|International Classification||G06F15/16, G06F17/30|
|Cooperative Classification||G06F11/3476, G06F11/3414, G06F17/3089|
|European Classification||G06F17/30W7, G06F11/34C2|
|Oct 16, 2007||AS||Assignment|
Owner name: BMC SOFTWARE, INC., TEXAS
Free format text: ASSIGNMENT OF ASSIGNORS INTEREST;ASSIGNORS:DAVIS, CLAY;BODWELL, WALTER L.;KLOBE, MICHAEL C.;REEL/FRAME:019966/0485
Effective date: 20001117
|Dec 5, 2007||AS||Assignment|

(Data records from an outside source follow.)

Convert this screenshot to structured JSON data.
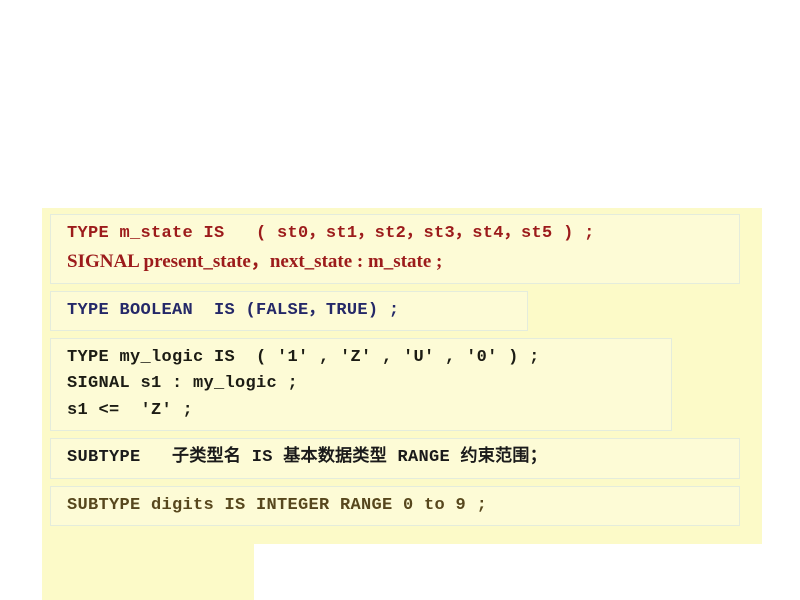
{
  "slide": {
    "background_color": "#ffffff",
    "panel_color": "#fcfac8",
    "box_color": "#fdfbd6",
    "box_border_color": "#e4ecdc"
  },
  "blocks": [
    {
      "id": "vhdl-enumerated-type-declaration",
      "text_color": "#9c1b1b",
      "lines": [
        {
          "text": "TYPE m_state IS   ( st0，st1，st2，st3，st4，st5 ) ;",
          "style": "mono"
        },
        {
          "text": "SIGNAL present_state，next_state : m_state ;",
          "style": "serif"
        }
      ]
    },
    {
      "id": "vhdl-boolean-type-declaration",
      "text_color": "#242868",
      "lines": [
        {
          "text": "TYPE BOOLEAN  IS (FALSE，TRUE) ;",
          "style": "mono"
        }
      ]
    },
    {
      "id": "vhdl-my-logic-type-declaration",
      "text_color": "#1c1c14",
      "lines": [
        {
          "text": "TYPE my_logic IS  ( '1' , 'Z' , 'U' , '0' ) ;",
          "style": "mono"
        },
        {
          "text": "SIGNAL s1 : my_logic ;",
          "style": "mono"
        },
        {
          "text": "s1 <=  'Z' ;",
          "style": "mono"
        }
      ]
    },
    {
      "id": "vhdl-subtype-syntax-template",
      "text_color": "#1a1a1a",
      "lines": [
        {
          "text": "SUBTYPE   子类型名 IS 基本数据类型 RANGE 约束范围；",
          "style": "mono"
        }
      ]
    },
    {
      "id": "vhdl-subtype-digits-example",
      "text_color": "#57471d",
      "lines": [
        {
          "text": "SUBTYPE digits IS INTEGER RANGE 0 to 9 ;",
          "style": "mono"
        }
      ]
    }
  ]
}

Owner name: BMC SOFTWARE, INC., TEXAS
Free format text: RE-RECORD TO CORRECT A DOCUMENT PREVIOUSLY RECORDED AT REEL 019966, FRAME 0485. (ASSIGNMENT OF ASSIGNOR S INTEREST);ASSIGNORS:DAVIS, CLAY;BODWELL, WALTER R.;KLOBE, MICHAEL C.;REEL/FRAME:020226/0007

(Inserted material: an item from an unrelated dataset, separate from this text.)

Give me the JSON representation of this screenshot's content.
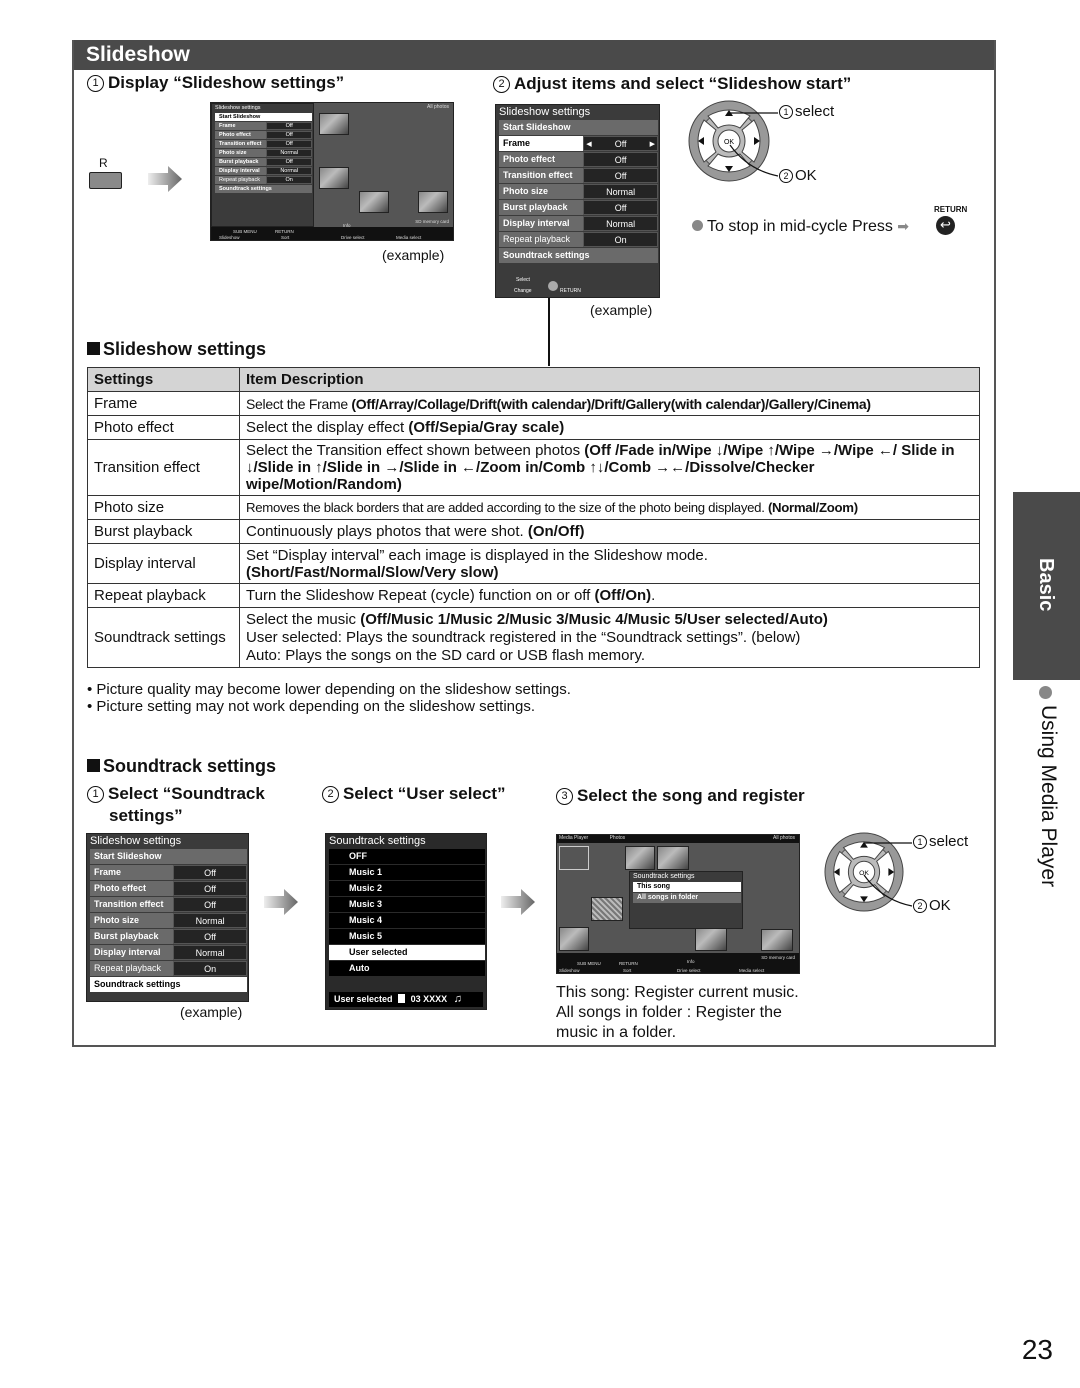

Effective date: 20001117
Owner name: BMC SOFTWARE, INC., TEXAS
Free format text: RE-RECORD TO CORRECT A DOCUMENT PREVIOUSLY RECORDED AT REEL 019966, FRAME 0485. (ASSIGNMENT OF ASSIGNOR S INTEREST);ASSIGNORS:DAVIS, CLAY;BODWELL, WALTER R.;KLOBE, MICHAEL C.;REEL/FRAME:020223/0006
Effective date: 20001117
|Sep 11, 2013||AS||Assignment|
Owner name: CREDIT SUISSE AG, CAYMAN ISLANDS BRANCH, AS COLLAT
Free format text: SECURITY AGREEMENT;ASSIGNORS:BMC SOFTWARE, INC.;BLADELOGIC, INC.;REEL/FRAME:031204/0225
Effective date: 20130910
|May 7, 2014||FPAY||Fee payment|
Year of fee payment: 4